Public schools are the most important institution in ours and any society. A good public education system is the greatest investment a city can make in its future; it reduces crime, raises home values, and carefully indoctrinates the next generation with the most vital of ethics, from honesty to the value of hard work to the tenets of good citizenship.
Our schools need better funding, smaller class sizes, and a mass citizen volunteering program that puts our teachers in the best position to teach, so that our students may learn. We, the citizens, are the solution when it comes to fixing our ailing schools.
But unfortunately, right now, the citizens are not in charge of our schools. A group of men and women handpicked by the Mayor and City Council compose the Norfolk School Board. By not having an elected school board we compromise the essential part of the democratic process in what should be the most civically minded of public institutions.
It is time for Norfolk to elect its own School Board. Here are just a few of the reasons why:
If our parents, teachers, and community members aren’t happy with how things are going in the schools, they have a right to hold the leadership accountable. Right now the School Board members only answer to the City Council. Parents and teachers—those that live the schools—should be the boss of the School Board, not the group who hand-picked them behind closed doors.
Takes Cronyism out of our School Leadership
Norfolk is a city with a reputation for top-down policies, horse-trading politics, and a monolithic thought process in the leadership that starts and ends with the Mayor. The choosing of the members of our School Board should not be a part of this often-unsavory world of favors-for-favors.
Running for Office is an Irreplaceable Educational Experience
One of the most cited counter-arguments to an elected School Board is that running for office is a grind; it will dissuade some of our best leaders from being a part of the leadership. Number one, I want anyone who is leading our schools to have that drive, that passion for what one stands for, that you need to make it through an election process. What’s more, through the process of campaigning you learn so much from your constituents: their values, singular experience within the system, their ideas to make things better.
An Appointed School Board is a Subtly Classist Institution
Let’s be realistic: The members of our City Council tend to be of a socio-economic class where sending one’s children to public schools is an option, not a given. An elected School Board allows for more of a chance that a regular person can bust their butt through our democratic process and rise to a leadership position. With an appointed School Board the average Joe—who happens to be brilliant, but isn’t on the City Council’s personal/professional/social radar–doesn’t stand much of a chance.
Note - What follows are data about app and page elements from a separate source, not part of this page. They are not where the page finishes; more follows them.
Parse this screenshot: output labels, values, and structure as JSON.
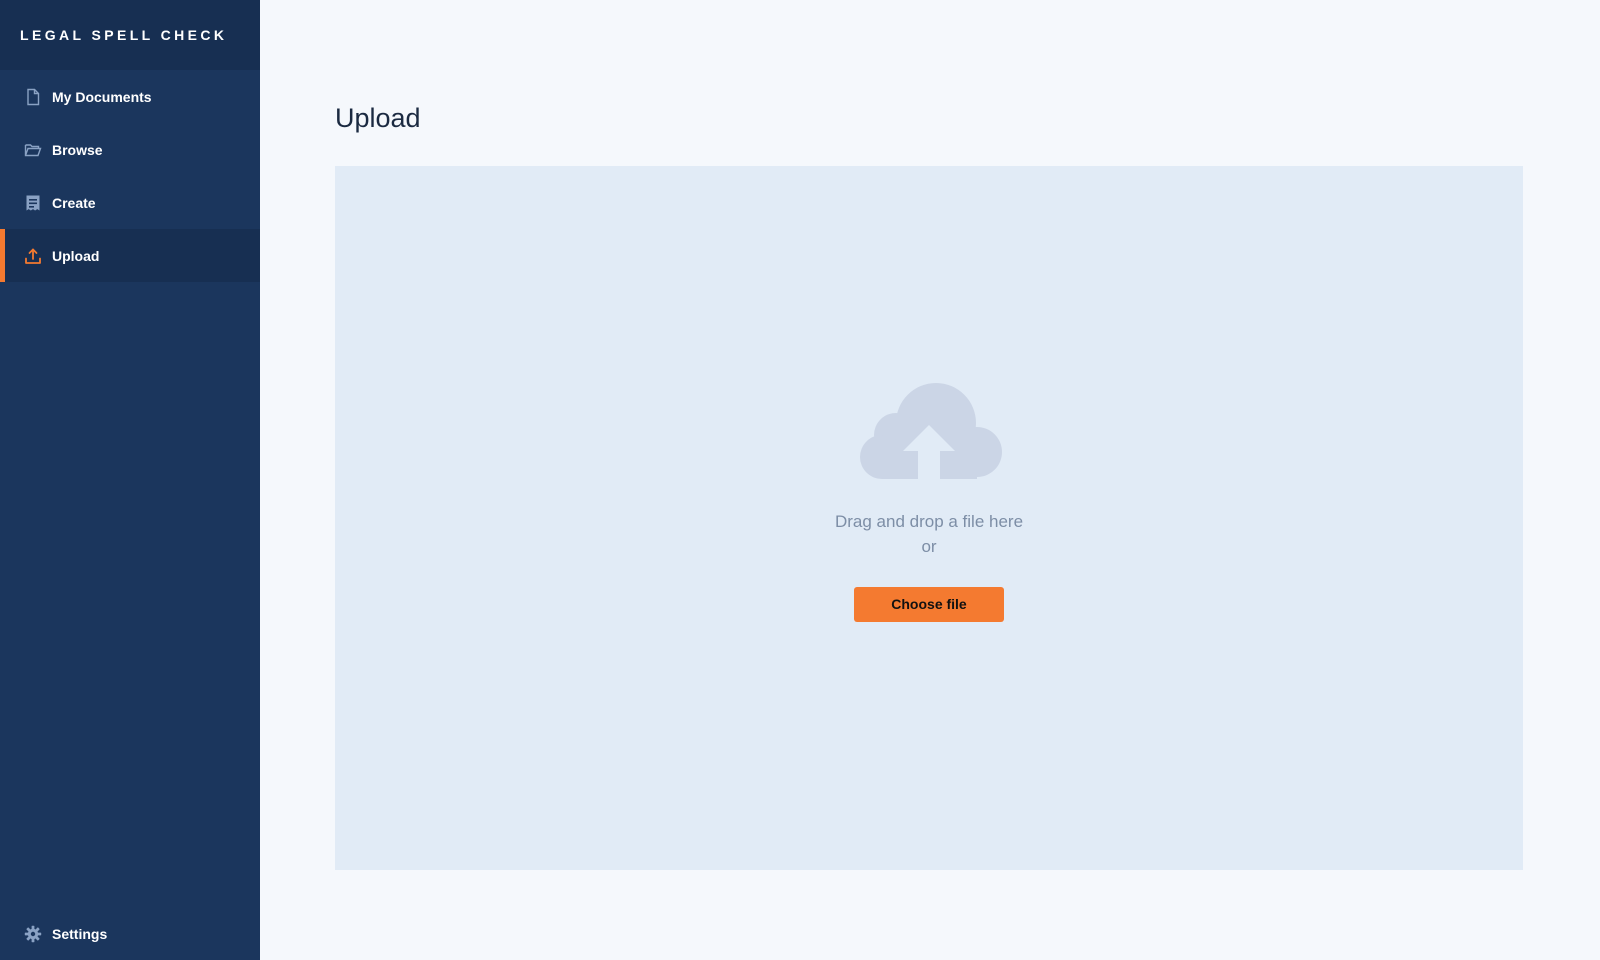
{
  "app": {
    "brand": "LEGAL SPELL CHECK"
  },
  "sidebar": {
    "items": [
      {
        "label": "My Documents",
        "icon": "document-icon",
        "active": false
      },
      {
        "label": "Browse",
        "icon": "folder-open-icon",
        "active": false
      },
      {
        "label": "Create",
        "icon": "create-document-icon",
        "active": false
      },
      {
        "label": "Upload",
        "icon": "upload-icon",
        "active": true
      }
    ],
    "settings": {
      "label": "Settings",
      "icon": "gear-icon"
    }
  },
  "main": {
    "title": "Upload",
    "dropzone": {
      "icon": "cloud-upload-icon",
      "text": "Drag and drop a file here",
      "or": "or",
      "button_label": "Choose file"
    }
  },
  "colors": {
    "sidebar_bg": "#1b365d",
    "sidebar_active_bg": "#172f52",
    "accent": "#f47a30",
    "icon_muted": "#8aa2c4",
    "dropzone_bg": "#e1ebf6",
    "cloud": "#cbd5e6",
    "page_bg": "#f5f8fc"
  }
}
Keeps our School Board Members Up-to-date
The City Council can appoint School Board members based on gut instinct if they want. The teachers, parents, and alums will demand School Board candidates be knowledgeable of the latest issues and trends happening in our schools not just in Norfolk, but in Virginia and the rest of the country. Elections ensure a more broad discussion of the real issues—rather than the comparatively quick and easy process our City Council currently uses to choose School Board members.
Gives the People a Chance to Influence the City’s Educational Philosophy
Serious reform is needed in our schools. If the City Council doesn’t see this, the citizens should have the opportunity to shout with meaningful vigor for new policy. Elections are wonderful because they don’t just hold the incumbents accountable, but they give us the opportunity to implement sea changes with efficiency. The democratic process is an opportunity to elect not just people, but a mandate. That’s important.
De-centralizes Power from the Norfolk City Council
It’s demoralizing to citizens when they don’t believe the City is an even playing field. Every chance the Norfolk City Council gets to dispel the notion that they are a monolithic power structure looking to hoard control, they need to take it.
Tomorrow is Election Day. Vote.